● YOUR TASK
Once you have read the records, output them exactly.

________________

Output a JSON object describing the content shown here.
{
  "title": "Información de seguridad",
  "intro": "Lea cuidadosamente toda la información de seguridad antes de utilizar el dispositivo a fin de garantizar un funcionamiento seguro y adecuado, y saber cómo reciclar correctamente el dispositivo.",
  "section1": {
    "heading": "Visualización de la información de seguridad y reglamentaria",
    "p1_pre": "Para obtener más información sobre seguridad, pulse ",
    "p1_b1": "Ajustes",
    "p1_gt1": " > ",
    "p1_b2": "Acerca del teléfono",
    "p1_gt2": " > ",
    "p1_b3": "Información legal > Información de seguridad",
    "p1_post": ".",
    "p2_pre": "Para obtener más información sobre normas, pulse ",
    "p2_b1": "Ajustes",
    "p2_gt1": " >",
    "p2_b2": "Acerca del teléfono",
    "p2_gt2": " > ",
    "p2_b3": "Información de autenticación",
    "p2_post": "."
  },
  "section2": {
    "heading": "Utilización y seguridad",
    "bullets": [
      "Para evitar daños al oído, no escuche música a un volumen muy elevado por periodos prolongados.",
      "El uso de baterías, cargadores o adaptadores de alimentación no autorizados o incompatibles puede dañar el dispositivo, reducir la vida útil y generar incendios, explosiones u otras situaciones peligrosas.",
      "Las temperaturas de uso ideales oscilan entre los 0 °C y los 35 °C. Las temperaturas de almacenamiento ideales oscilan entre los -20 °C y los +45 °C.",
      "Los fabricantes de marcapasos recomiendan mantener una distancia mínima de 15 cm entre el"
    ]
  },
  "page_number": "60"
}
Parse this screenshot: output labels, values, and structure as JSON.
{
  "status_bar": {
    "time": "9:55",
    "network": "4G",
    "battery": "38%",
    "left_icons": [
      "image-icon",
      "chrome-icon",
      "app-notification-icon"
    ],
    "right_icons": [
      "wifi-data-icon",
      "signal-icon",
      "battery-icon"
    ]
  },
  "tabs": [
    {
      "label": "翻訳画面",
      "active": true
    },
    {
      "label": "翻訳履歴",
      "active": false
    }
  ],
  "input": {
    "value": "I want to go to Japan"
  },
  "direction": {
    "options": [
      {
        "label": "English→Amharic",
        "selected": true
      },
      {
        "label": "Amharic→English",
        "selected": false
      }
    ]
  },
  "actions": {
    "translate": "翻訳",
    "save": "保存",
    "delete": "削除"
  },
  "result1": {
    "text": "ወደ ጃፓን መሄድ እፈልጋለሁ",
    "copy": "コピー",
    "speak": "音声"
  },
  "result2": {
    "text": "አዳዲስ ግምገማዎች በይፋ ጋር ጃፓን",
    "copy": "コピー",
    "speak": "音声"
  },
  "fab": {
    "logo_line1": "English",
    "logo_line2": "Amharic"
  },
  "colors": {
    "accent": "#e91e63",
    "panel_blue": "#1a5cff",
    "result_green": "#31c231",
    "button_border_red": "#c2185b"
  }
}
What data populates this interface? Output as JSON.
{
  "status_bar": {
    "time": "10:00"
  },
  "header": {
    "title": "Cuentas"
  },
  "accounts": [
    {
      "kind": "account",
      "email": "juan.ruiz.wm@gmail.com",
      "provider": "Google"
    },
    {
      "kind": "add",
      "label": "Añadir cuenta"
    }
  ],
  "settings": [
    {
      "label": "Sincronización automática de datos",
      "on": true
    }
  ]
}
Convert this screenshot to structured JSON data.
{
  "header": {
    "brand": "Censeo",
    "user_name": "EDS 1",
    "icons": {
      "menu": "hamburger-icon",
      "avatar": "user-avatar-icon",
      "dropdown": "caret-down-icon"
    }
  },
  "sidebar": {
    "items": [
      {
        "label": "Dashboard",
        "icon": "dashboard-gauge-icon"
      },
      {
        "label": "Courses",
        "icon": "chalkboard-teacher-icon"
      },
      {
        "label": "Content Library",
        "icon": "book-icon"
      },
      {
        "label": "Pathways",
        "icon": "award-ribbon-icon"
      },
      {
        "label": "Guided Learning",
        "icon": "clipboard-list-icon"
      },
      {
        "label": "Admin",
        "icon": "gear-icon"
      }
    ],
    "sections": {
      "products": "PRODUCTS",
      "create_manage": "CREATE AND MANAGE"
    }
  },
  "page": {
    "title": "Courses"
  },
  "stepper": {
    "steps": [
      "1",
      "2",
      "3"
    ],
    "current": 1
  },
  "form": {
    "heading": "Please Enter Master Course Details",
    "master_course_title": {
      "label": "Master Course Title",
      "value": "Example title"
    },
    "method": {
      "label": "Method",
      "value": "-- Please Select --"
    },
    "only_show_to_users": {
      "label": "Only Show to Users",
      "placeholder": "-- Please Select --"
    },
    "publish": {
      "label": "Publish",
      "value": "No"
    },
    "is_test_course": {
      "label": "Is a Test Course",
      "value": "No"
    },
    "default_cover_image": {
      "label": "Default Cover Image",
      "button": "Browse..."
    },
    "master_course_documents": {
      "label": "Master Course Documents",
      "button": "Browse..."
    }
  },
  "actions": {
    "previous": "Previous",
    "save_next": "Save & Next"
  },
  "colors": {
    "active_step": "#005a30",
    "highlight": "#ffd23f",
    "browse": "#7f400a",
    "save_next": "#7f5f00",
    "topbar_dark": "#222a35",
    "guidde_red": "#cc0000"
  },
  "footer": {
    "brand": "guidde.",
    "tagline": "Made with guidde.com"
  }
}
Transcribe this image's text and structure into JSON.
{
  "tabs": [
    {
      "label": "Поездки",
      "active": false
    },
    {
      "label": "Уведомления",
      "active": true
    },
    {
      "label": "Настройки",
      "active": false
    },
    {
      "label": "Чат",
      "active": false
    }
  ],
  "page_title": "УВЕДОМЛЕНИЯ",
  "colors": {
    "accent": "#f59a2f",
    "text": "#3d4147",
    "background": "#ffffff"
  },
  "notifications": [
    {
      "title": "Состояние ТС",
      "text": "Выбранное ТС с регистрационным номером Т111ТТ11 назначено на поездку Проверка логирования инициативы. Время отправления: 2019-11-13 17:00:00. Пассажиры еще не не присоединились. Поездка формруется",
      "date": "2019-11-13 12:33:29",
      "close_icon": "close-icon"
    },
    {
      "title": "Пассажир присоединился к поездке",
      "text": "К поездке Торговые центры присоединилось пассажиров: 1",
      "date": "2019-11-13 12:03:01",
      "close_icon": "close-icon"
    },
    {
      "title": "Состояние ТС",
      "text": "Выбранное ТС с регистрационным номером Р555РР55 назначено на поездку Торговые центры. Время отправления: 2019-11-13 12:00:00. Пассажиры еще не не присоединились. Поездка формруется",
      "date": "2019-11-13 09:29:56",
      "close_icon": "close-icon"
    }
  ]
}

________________

● WRITTEN ANSWER
Output a JSON object describing the content shown here.
{
  "title": "Información de seguridad",
  "intro": "Lea cuidadosamente toda la información de seguridad antes de utilizar el dispositivo a fin de garantizar un funcionamiento seguro y adecuado, y saber cómo reciclar correctamente el dispositivo.",
  "section1": {
    "heading": "Visualización de la información de seguridad y reglamentaria",
    "p1_pre": "Para obtener más información sobre seguridad, pulse ",
    "p1_b1": "Ajustes",
    "p1_gt1": " > ",
    "p1_b2": "Acerca del teléfono",
    "p1_gt2": " > ",
    "p1_b3": "Información legal > Información de seguridad",
    "p1_post": ".",
    "p2_pre": "Para obtener más información sobre normas, pulse ",
    "p2_b1": "Ajustes",
    "p2_gt1": " >",
    "p2_b2": "Acerca del teléfono",
    "p2_gt2": " > ",
    "p2_b3": "Información de autenticación",
    "p2_post": "."
  },
  "section2": {
    "heading": "Utilización y seguridad",
    "bullets": [
      "Para evitar daños al oído, no escuche música a un volumen muy elevado por periodos prolongados.",
      "El uso de baterías, cargadores o adaptadores de alimentación no autorizados o incompatibles puede dañar el dispositivo, reducir la vida útil y generar incendios, explosiones u otras situaciones peligrosas.",
      "Las temperaturas de uso ideales oscilan entre los 0 °C y los 35 °C. Las temperaturas de almacenamiento ideales oscilan entre los -20 °C y los +45 °C.",
      "Los fabricantes de marcapasos recomiendan mantener una distancia mínima de 15 cm entre el"
    ]
  },
  "page_number": "60"
}
Parse this screenshot: output labels, values, and structure as JSON.
{
  "status_bar": {
    "time": "9:55",
    "network": "4G",
    "battery": "38%",
    "left_icons": [
      "image-icon",
      "chrome-icon",
      "app-notification-icon"
    ],
    "right_icons": [
      "wifi-data-icon",
      "signal-icon",
      "battery-icon"
    ]
  },
  "tabs": [
    {
      "label": "翻訳画面",
      "active": true
    },
    {
      "label": "翻訳履歴",
      "active": false
    }
  ],
  "input": {
    "value": "I want to go to Japan"
  },
  "direction": {
    "options": [
      {
        "label": "English→Amharic",
        "selected": true
      },
      {
        "label": "Amharic→English",
        "selected": false
      }
    ]
  },
  "actions": {
    "translate": "翻訳",
    "save": "保存",
    "delete": "削除"
  },
  "result1": {
    "text": "ወደ ጃፓን መሄድ እፈልጋለሁ",
    "copy": "コピー",
    "speak": "音声"
  },
  "result2": {
    "text": "አዳዲስ ግምገማዎች በይፋ ጋር ጃፓን",
    "copy": "コピー",
    "speak": "音声"
  },
  "fab": {
    "logo_line1": "English",
    "logo_line2": "Amharic"
  },
  "colors": {
    "accent": "#e91e63",
    "panel_blue": "#1a5cff",
    "result_green": "#31c231",
    "button_border_red": "#c2185b"
  }
}
What data populates this interface? Output as JSON.
{
  "status_bar": {
    "time": "10:00"
  },
  "header": {
    "title": "Cuentas"
  },
  "accounts": [
    {
      "kind": "account",
      "email": "juan.ruiz.wm@gmail.com",
      "provider": "Google"
    },
    {
      "kind": "add",
      "label": "Añadir cuenta"
    }
  ],
  "settings": [
    {
      "label": "Sincronización automática de datos",
      "on": true
    }
  ]
}
Convert this screenshot to structured JSON data.
{
  "header": {
    "brand": "Censeo",
    "user_name": "EDS 1",
    "icons": {
      "menu": "hamburger-icon",
      "avatar": "user-avatar-icon",
      "dropdown": "caret-down-icon"
    }
  },
  "sidebar": {
    "items": [
      {
        "label": "Dashboard",
        "icon": "dashboard-gauge-icon"
      },
      {
        "label": "Courses",
        "icon": "chalkboard-teacher-icon"
      },
      {
        "label": "Content Library",
        "icon": "book-icon"
      },
      {
        "label": "Pathways",
        "icon": "award-ribbon-icon"
      },
      {
        "label": "Guided Learning",
        "icon": "clipboard-list-icon"
      },
      {
        "label": "Admin",
        "icon": "gear-icon"
      }
    ],
    "sections": {
      "products": "PRODUCTS",
      "create_manage": "CREATE AND MANAGE"
    }
  },
  "page": {
    "title": "Courses"
  },
  "stepper": {
    "steps": [
      "1",
      "2",
      "3"
    ],
    "current": 1
  },
  "form": {
    "heading": "Please Enter Master Course Details",
    "master_course_title": {
      "label": "Master Course Title",
      "value": "Example title"
    },
    "method": {
      "label": "Method",
      "value": "-- Please Select --"
    },
    "only_show_to_users": {
      "label": "Only Show to Users",
      "placeholder": "-- Please Select --"
    },
    "publish": {
      "label": "Publish",
      "value": "No"
    },
    "is_test_course": {
      "label": "Is a Test Course",
      "value": "No"
    },
    "default_cover_image": {
      "label": "Default Cover Image",
      "button": "Browse..."
    },
    "master_course_documents": {
      "label": "Master Course Documents",
      "button": "Browse..."
    }
  },
  "actions": {
    "previous": "Previous",
    "save_next": "Save & Next"
  },
  "colors": {
    "active_step": "#005a30",
    "highlight": "#ffd23f",
    "browse": "#7f400a",
    "save_next": "#7f5f00",
    "topbar_dark": "#222a35",
    "guidde_red": "#cc0000"
  },
  "footer": {
    "brand": "guidde.",
    "tagline": "Made with guidde.com"
  }
}
Transcribe this image's text and structure into JSON.
{
  "tabs": [
    {
      "label": "Поездки",
      "active": false
    },
    {
      "label": "Уведомления",
      "active": true
    },
    {
      "label": "Настройки",
      "active": false
    },
    {
      "label": "Чат",
      "active": false
    }
  ],
  "page_title": "УВЕДОМЛЕНИЯ",
  "colors": {
    "accent": "#f59a2f",
    "text": "#3d4147",
    "background": "#ffffff"
  },
  "notifications": [
    {
      "title": "Состояние ТС",
      "text": "Выбранное ТС с регистрационным номером Т111ТТ11 назначено на поездку Проверка логирования инициативы. Время отправления: 2019-11-13 17:00:00. Пассажиры еще не не присоединились. Поездка формруется",
      "date": "2019-11-13 12:33:29",
      "close_icon": "close-icon"
    },
    {
      "title": "Пассажир присоединился к поездке",
      "text": "К поездке Торговые центры присоединилось пассажиров: 1",
      "date": "2019-11-13 12:03:01",
      "close_icon": "close-icon"
    },
    {
      "title": "Состояние ТС",
      "text": "Выбранное ТС с регистрационным номером Р555РР55 назначено на поездку Торговые центры. Время отправления: 2019-11-13 12:00:00. Пассажиры еще не не присоединились. Поездка формруется",
      "date": "2019-11-13 09:29:56",
      "close_icon": "close-icon"
    }
  ]
}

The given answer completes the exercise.